------ Given records

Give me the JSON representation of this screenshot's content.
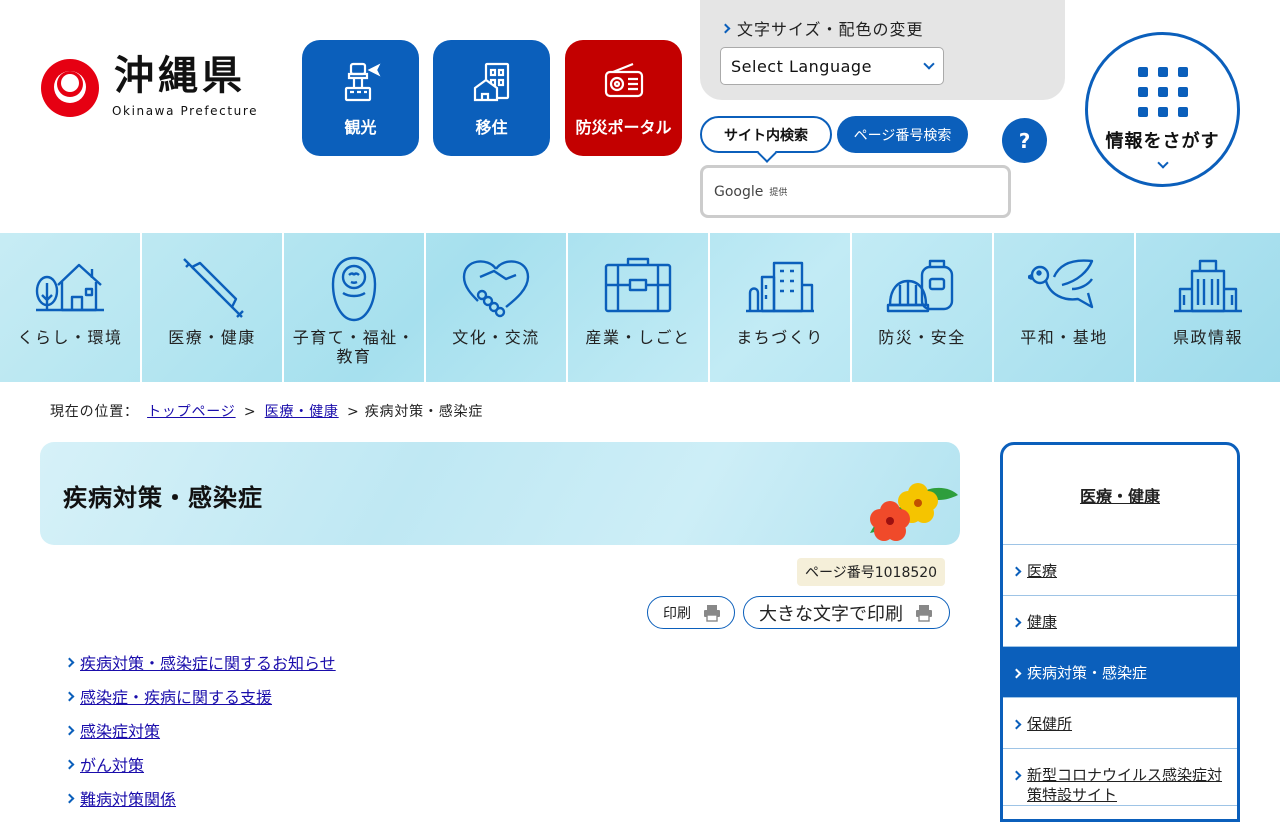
{
  "header": {
    "logo_name": "沖縄県",
    "logo_sub": "Okinawa Prefecture",
    "quick_links": [
      {
        "label": "観光",
        "icon": "control-tower-icon"
      },
      {
        "label": "移住",
        "icon": "house-building-icon"
      },
      {
        "label": "防災ポータル",
        "icon": "radio-icon"
      }
    ],
    "font_change_label": "文字サイズ・配色の変更",
    "language_select": "Select Language",
    "search_tabs": {
      "site": "サイト内検索",
      "page_number": "ページ番号検索"
    },
    "help_label": "?",
    "search_provider": "Google",
    "search_provider_suffix": "提供",
    "info_search_label": "情報をさがす"
  },
  "gnav": [
    {
      "label": "くらし・環境",
      "icon": "house-tree-icon"
    },
    {
      "label": "医療・健康",
      "icon": "syringe-icon"
    },
    {
      "label": "子育て・福祉・教育",
      "icon": "baby-icon"
    },
    {
      "label": "文化・交流",
      "icon": "handshake-heart-icon"
    },
    {
      "label": "産業・しごと",
      "icon": "briefcase-icon"
    },
    {
      "label": "まちづくり",
      "icon": "city-buildings-icon"
    },
    {
      "label": "防災・安全",
      "icon": "helmet-bag-icon"
    },
    {
      "label": "平和・基地",
      "icon": "dove-icon"
    },
    {
      "label": "県政情報",
      "icon": "government-building-icon"
    }
  ],
  "breadcrumb": {
    "prefix": "現在の位置：",
    "items": [
      "トップページ",
      "医療・健康"
    ],
    "separator": ">",
    "current": "疾病対策・感染症"
  },
  "main": {
    "title": "疾病対策・感染症",
    "page_number": "ページ番号1018520",
    "print_label": "印刷",
    "print_large_label": "大きな文字で印刷",
    "links": [
      "疾病対策・感染症に関するお知らせ",
      "感染症・疾病に関する支援",
      "感染症対策",
      "がん対策",
      "難病対策関係"
    ]
  },
  "side_menu": {
    "title": "医療・健康",
    "items": [
      "医療",
      "健康",
      "疾病対策・感染症",
      "保健所",
      "新型コロナウイルス感染症対策特設サイト"
    ],
    "active_index": 2
  },
  "colors": {
    "brand_blue": "#0b5fbb",
    "alert_red": "#c30000",
    "logo_red": "#e60012"
  }
}
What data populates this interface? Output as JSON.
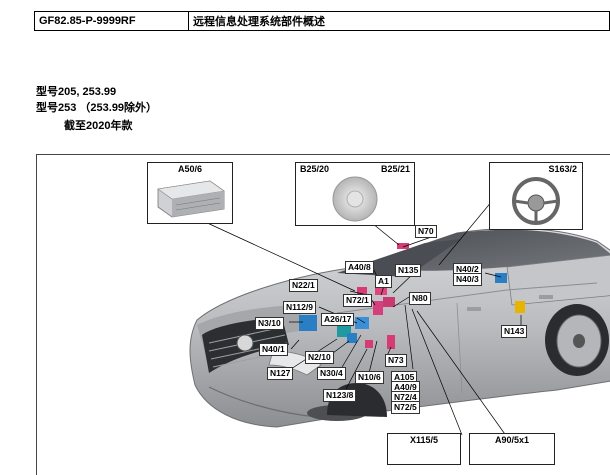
{
  "header": {
    "doc_number": "GF82.85-P-9999RF",
    "doc_title": "远程信息处理系统部件概述"
  },
  "applicability": {
    "line1": "型号205, 253.99",
    "line2": "型号253 （253.99除外）",
    "line3": "截至2020年款"
  },
  "figure": {
    "callouts": {
      "a50_6": "A50/6",
      "b25_20": "B25/20",
      "b25_21": "B25/21",
      "s163_2": "S163/2",
      "x115_5": "X115/5",
      "a90_5x1": "A90/5x1"
    },
    "labels": {
      "n70": "N70",
      "a40_8": "A40/8",
      "n135": "N135",
      "n40_2": "N40/2",
      "n40_3": "N40/3",
      "n22_1": "N22/1",
      "a1": "A1",
      "n72_1": "N72/1",
      "n80": "N80",
      "n112_9": "N112/9",
      "a26_17": "A26/17",
      "n3_10": "N3/10",
      "n143": "N143",
      "n40_1": "N40/1",
      "n2_10": "N2/10",
      "n127": "N127",
      "n30_4": "N30/4",
      "n10_6": "N10/6",
      "n73": "N73",
      "n123_8": "N123/8",
      "a105": "A105",
      "a40_9": "A40/9",
      "n72_4": "N72/4",
      "n72_5": "N72/5"
    }
  }
}
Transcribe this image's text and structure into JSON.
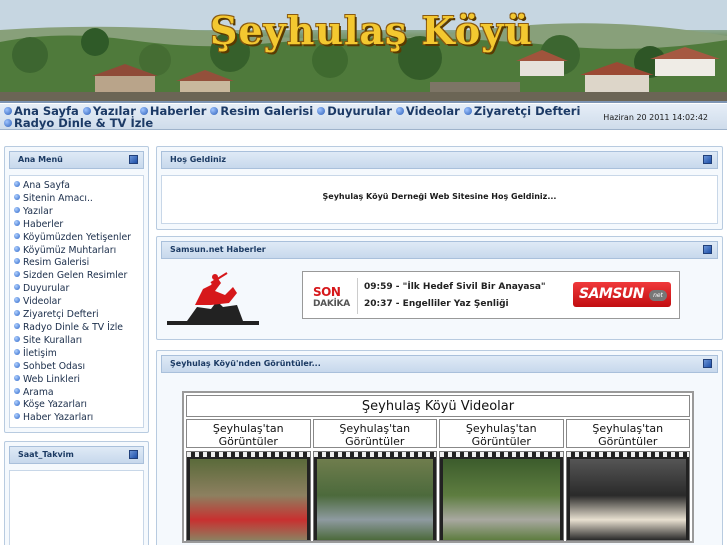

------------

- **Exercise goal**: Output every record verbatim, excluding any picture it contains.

- **Response box**:
Give me the JSON representation of this screenshot's content.
{
  "header": {
    "logo_name": "沖縄県",
    "logo_sub": "Okinawa Prefecture",
    "quick_links": [
      {
        "label": "観光",
        "icon": "control-tower-icon"
      },
      {
        "label": "移住",
        "icon": "house-building-icon"
      },
      {
        "label": "防災ポータル",
        "icon": "radio-icon"
      }
    ],
    "font_change_label": "文字サイズ・配色の変更",
    "language_select": "Select Language",
    "search_tabs": {
      "site": "サイト内検索",
      "page_number": "ページ番号検索"
    },
    "help_label": "?",
    "search_provider": "Google",
    "search_provider_suffix": "提供",
    "info_search_label": "情報をさがす"
  },
  "gnav": [
    {
      "label": "くらし・環境",
      "icon": "house-tree-icon"
    },
    {
      "label": "医療・健康",
      "icon": "syringe-icon"
    },
    {
      "label": "子育て・福祉・教育",
      "icon": "baby-icon"
    },
    {
      "label": "文化・交流",
      "icon": "handshake-heart-icon"
    },
    {
      "label": "産業・しごと",
      "icon": "briefcase-icon"
    },
    {
      "label": "まちづくり",
      "icon": "city-buildings-icon"
    },
    {
      "label": "防災・安全",
      "icon": "helmet-bag-icon"
    },
    {
      "label": "平和・基地",
      "icon": "dove-icon"
    },
    {
      "label": "県政情報",
      "icon": "government-building-icon"
    }
  ],
  "breadcrumb": {
    "prefix": "現在の位置：",
    "items": [
      "トップページ",
      "医療・健康"
    ],
    "separator": ">",
    "current": "疾病対策・感染症"
  },
  "main": {
    "title": "疾病対策・感染症",
    "page_number": "ページ番号1018520",
    "print_label": "印刷",
    "print_large_label": "大きな文字で印刷",
    "links": [
      "疾病対策・感染症に関するお知らせ",
      "感染症・疾病に関する支援",
      "感染症対策",
      "がん対策",
      "難病対策関係"
    ]
  },
  "side_menu": {
    "title": "医療・健康",
    "items": [
      "医療",
      "健康",
      "疾病対策・感染症",
      "保健所",
      "新型コロナウイルス感染症対策特設サイト"
    ],
    "active_index": 2
  },
  "colors": {
    "brand_blue": "#0b5fbb",
    "alert_red": "#c30000",
    "logo_red": "#e60012"
  }
}
What data populates this interface? Output as JSON.
{
  "header": {
    "doc_number": "GF82.85-P-9999RF",
    "doc_title": "远程信息处理系统部件概述"
  },
  "applicability": {
    "line1": "型号205, 253.99",
    "line2": "型号253 （253.99除外）",
    "line3": "截至2020年款"
  },
  "figure": {
    "callouts": {
      "a50_6": "A50/6",
      "b25_20": "B25/20",
      "b25_21": "B25/21",
      "s163_2": "S163/2",
      "x115_5": "X115/5",
      "a90_5x1": "A90/5x1"
    },
    "labels": {
      "n70": "N70",
      "a40_8": "A40/8",
      "n135": "N135",
      "n40_2": "N40/2",
      "n40_3": "N40/3",
      "n22_1": "N22/1",
      "a1": "A1",
      "n72_1": "N72/1",
      "n80": "N80",
      "n112_9": "N112/9",
      "a26_17": "A26/17",
      "n3_10": "N3/10",
      "n143": "N143",
      "n40_1": "N40/1",
      "n2_10": "N2/10",
      "n127": "N127",
      "n30_4": "N30/4",
      "n10_6": "N10/6",
      "n73": "N73",
      "n123_8": "N123/8",
      "a105": "A105",
      "a40_9": "A40/9",
      "n72_4": "N72/4",
      "n72_5": "N72/5"
    }
  }
}
Transcribe this image's text and structure into JSON.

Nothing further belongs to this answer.